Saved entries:
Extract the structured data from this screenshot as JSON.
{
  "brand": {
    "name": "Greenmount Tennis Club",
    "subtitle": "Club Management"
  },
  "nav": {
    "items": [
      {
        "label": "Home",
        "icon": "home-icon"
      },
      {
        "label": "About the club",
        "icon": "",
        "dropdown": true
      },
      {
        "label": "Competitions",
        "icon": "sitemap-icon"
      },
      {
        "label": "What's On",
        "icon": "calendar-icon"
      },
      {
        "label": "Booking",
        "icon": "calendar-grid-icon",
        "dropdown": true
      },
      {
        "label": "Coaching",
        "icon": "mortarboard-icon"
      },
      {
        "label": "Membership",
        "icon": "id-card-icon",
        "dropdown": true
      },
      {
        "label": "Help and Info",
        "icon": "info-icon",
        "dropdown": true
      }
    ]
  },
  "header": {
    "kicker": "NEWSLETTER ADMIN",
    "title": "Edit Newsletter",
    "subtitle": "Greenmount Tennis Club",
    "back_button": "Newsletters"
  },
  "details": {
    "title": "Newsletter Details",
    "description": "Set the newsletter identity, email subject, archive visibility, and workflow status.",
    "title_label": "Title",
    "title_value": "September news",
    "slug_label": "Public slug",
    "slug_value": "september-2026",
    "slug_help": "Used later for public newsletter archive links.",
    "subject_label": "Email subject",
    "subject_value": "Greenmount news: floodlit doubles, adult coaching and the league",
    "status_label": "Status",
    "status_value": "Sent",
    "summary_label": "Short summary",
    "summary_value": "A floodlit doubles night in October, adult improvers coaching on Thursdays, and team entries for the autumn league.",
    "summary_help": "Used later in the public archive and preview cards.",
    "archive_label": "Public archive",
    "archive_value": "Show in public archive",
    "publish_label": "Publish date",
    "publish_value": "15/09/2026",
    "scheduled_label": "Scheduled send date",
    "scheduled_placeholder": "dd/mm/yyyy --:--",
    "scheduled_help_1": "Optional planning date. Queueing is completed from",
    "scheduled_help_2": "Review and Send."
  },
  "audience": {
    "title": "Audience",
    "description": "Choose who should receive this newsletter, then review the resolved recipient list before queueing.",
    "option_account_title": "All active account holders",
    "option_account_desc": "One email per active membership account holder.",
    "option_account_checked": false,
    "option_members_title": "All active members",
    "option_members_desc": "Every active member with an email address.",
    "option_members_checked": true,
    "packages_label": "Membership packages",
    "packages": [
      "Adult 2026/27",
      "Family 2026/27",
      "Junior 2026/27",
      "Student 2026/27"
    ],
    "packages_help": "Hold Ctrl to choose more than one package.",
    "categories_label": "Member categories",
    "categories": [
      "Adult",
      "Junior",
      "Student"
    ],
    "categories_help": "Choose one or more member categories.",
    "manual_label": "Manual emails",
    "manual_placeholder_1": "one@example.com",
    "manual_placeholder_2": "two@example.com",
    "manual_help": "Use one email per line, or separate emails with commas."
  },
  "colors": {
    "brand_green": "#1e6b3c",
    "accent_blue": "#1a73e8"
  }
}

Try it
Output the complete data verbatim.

Solution for this exercise
Extract the structured data from this screenshot as JSON.
{
  "brand": {
    "name": "Greenmount Tennis Club",
    "subtitle": "Club Management"
  },
  "nav": {
    "items": [
      {
        "label": "Home",
        "icon": "home-icon"
      },
      {
        "label": "About the club",
        "icon": "",
        "dropdown": true
      },
      {
        "label": "Competitions",
        "icon": "sitemap-icon"
      },
      {
        "label": "What's On",
        "icon": "calendar-icon"
      },
      {
        "label": "Booking",
        "icon": "calendar-grid-icon",
        "dropdown": true
      },
      {
        "label": "Coaching",
        "icon": "mortarboard-icon"
      },
      {
        "label": "Membership",
        "icon": "id-card-icon",
        "dropdown": true
      },
      {
        "label": "Help and Info",
        "icon": "info-icon",
        "dropdown": true
      }
    ]
  },
  "header": {
    "kicker": "NEWSLETTER ADMIN",
    "title": "Edit Newsletter",
    "subtitle": "Greenmount Tennis Club",
    "back_button": "Newsletters"
  },
  "details": {
    "title": "Newsletter Details",
    "description": "Set the newsletter identity, email subject, archive visibility, and workflow status.",
    "title_label": "Title",
    "title_value": "September news",
    "slug_label": "Public slug",
    "slug_value": "september-2026",
    "slug_help": "Used later for public newsletter archive links.",
    "subject_label": "Email subject",
    "subject_value": "Greenmount news: floodlit doubles, adult coaching and the league",
    "status_label": "Status",
    "status_value": "Sent",
    "summary_label": "Short summary",
    "summary_value": "A floodlit doubles night in October, adult improvers coaching on Thursdays, and team entries for the autumn league.",
    "summary_help": "Used later in the public archive and preview cards.",
    "archive_label": "Public archive",
    "archive_value": "Show in public archive",
    "publish_label": "Publish date",
    "publish_value": "15/09/2026",
    "scheduled_label": "Scheduled send date",
    "scheduled_placeholder": "dd/mm/yyyy --:--",
    "scheduled_help_1": "Optional planning date. Queueing is completed from",
    "scheduled_help_2": "Review and Send."
  },
  "audience": {
    "title": "Audience",
    "description": "Choose who should receive this newsletter, then review the resolved recipient list before queueing.",
    "option_account_title": "All active account holders",
    "option_account_desc": "One email per active membership account holder.",
    "option_account_checked": false,
    "option_members_title": "All active members",
    "option_members_desc": "Every active member with an email address.",
    "option_members_checked": true,
    "packages_label": "Membership packages",
    "packages": [
      "Adult 2026/27",
      "Family 2026/27",
      "Junior 2026/27",
      "Student 2026/27"
    ],
    "packages_help": "Hold Ctrl to choose more than one package.",
    "categories_label": "Member categories",
    "categories": [
      "Adult",
      "Junior",
      "Student"
    ],
    "categories_help": "Choose one or more member categories.",
    "manual_label": "Manual emails",
    "manual_placeholder_1": "one@example.com",
    "manual_placeholder_2": "two@example.com",
    "manual_help": "Use one email per line, or separate emails with commas."
  },
  "colors": {
    "brand_green": "#1e6b3c",
    "accent_blue": "#1a73e8"
  }
}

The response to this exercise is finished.